◆ Task item ◆
Please state the number of lines in the material below that contain "tier", with no other words.

◆ Data ◆

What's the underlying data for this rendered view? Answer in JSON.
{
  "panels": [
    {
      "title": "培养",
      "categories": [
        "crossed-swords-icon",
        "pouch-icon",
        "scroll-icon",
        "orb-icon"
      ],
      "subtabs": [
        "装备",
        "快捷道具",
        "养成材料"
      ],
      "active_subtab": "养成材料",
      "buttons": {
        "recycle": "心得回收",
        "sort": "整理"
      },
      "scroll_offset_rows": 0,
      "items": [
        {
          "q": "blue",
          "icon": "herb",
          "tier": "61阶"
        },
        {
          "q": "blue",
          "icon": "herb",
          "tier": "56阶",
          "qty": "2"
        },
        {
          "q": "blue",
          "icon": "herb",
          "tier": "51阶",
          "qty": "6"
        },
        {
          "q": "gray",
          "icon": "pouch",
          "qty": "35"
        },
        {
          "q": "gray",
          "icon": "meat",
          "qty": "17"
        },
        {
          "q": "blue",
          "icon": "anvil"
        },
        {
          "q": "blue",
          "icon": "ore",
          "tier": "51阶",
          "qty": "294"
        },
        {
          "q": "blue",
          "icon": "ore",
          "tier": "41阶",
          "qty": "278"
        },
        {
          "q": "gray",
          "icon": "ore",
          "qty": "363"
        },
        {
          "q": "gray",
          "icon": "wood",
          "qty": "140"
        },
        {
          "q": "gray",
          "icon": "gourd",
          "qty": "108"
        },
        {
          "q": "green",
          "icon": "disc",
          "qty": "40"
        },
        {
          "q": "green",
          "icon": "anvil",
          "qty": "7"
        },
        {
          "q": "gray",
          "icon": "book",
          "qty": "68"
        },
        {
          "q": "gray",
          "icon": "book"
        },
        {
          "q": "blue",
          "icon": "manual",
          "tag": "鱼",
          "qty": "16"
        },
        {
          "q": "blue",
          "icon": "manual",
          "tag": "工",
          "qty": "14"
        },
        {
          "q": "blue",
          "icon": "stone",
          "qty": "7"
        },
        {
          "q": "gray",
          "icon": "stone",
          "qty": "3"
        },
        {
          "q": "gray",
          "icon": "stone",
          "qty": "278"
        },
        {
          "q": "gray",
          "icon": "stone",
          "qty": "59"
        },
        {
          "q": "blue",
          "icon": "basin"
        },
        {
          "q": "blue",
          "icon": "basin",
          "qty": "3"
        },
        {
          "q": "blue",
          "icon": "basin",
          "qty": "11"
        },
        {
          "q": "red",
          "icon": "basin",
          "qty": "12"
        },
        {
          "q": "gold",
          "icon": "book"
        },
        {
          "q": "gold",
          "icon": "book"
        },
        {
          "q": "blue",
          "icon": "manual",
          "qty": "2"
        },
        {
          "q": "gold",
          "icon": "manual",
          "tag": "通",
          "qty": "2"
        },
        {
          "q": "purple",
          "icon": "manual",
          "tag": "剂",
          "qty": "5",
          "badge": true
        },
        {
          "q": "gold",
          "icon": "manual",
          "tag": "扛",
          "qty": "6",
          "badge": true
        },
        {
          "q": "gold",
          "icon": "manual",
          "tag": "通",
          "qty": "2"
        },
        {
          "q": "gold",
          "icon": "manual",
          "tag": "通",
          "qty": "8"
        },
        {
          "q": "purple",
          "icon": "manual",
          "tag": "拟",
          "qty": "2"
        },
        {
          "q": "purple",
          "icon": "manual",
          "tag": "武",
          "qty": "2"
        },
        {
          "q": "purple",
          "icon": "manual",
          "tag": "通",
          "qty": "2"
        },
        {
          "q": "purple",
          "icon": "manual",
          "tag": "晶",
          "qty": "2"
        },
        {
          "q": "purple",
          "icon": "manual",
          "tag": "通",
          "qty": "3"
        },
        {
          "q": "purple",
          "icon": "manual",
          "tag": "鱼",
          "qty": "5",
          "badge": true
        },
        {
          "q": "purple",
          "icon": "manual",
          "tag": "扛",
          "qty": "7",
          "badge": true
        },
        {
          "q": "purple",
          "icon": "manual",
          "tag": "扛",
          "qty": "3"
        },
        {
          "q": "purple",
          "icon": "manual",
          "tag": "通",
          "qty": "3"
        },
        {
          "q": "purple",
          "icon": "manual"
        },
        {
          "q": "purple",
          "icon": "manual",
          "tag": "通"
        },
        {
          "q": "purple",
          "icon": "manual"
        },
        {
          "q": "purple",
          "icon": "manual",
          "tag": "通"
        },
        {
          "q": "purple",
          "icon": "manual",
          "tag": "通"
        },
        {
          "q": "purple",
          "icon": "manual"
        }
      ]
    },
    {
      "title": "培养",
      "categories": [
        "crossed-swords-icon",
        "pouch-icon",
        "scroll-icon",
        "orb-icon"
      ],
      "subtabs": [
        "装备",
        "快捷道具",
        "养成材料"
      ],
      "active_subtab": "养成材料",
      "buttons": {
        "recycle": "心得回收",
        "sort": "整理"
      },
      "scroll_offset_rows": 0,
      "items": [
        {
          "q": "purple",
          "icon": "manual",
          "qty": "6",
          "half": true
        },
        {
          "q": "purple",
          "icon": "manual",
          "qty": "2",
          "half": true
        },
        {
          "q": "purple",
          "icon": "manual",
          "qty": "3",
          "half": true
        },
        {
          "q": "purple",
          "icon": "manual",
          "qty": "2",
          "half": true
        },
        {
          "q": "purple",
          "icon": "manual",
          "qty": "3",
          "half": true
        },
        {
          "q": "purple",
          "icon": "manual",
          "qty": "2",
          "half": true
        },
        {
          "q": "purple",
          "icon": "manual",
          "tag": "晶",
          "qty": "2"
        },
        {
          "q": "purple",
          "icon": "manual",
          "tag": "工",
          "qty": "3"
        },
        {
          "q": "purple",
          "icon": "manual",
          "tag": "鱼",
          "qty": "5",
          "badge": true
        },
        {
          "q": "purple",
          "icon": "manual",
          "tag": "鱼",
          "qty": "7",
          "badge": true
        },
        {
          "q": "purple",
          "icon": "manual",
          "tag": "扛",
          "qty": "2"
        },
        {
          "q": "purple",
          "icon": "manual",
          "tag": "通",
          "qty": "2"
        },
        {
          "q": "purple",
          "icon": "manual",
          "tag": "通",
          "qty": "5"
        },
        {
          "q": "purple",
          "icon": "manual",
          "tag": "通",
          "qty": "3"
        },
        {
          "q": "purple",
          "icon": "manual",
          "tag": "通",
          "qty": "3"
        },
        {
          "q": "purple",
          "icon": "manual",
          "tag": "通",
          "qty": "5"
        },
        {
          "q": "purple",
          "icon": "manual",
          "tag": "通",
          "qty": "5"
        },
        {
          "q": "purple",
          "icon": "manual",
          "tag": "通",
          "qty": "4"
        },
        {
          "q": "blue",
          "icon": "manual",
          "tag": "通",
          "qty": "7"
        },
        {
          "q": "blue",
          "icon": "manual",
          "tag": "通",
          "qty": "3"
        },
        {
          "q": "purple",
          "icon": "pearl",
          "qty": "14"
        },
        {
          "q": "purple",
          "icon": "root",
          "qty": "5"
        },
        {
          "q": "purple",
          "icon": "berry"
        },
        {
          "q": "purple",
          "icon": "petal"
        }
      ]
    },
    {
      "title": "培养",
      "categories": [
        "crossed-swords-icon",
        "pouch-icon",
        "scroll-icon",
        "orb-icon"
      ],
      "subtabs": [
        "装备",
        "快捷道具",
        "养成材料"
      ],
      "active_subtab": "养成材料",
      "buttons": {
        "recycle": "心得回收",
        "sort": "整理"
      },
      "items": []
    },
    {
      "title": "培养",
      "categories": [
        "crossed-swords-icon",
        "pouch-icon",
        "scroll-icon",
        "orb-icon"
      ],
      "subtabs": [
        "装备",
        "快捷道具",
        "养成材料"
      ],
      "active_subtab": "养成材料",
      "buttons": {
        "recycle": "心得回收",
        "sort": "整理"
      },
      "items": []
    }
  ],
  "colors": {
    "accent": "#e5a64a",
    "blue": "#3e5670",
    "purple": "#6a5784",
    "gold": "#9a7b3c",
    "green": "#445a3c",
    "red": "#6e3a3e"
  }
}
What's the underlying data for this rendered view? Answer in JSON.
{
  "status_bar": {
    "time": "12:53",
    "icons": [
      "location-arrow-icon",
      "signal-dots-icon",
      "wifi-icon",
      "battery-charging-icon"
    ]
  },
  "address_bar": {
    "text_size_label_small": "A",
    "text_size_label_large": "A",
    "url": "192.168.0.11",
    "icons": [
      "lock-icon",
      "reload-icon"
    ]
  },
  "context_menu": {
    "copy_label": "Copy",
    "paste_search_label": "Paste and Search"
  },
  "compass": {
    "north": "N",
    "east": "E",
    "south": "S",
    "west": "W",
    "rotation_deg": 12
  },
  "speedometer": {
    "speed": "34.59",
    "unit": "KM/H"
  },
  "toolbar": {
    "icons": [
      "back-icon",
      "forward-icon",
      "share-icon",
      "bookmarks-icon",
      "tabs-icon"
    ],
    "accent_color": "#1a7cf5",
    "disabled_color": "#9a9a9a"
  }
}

◆ Solution to the problem ◆
5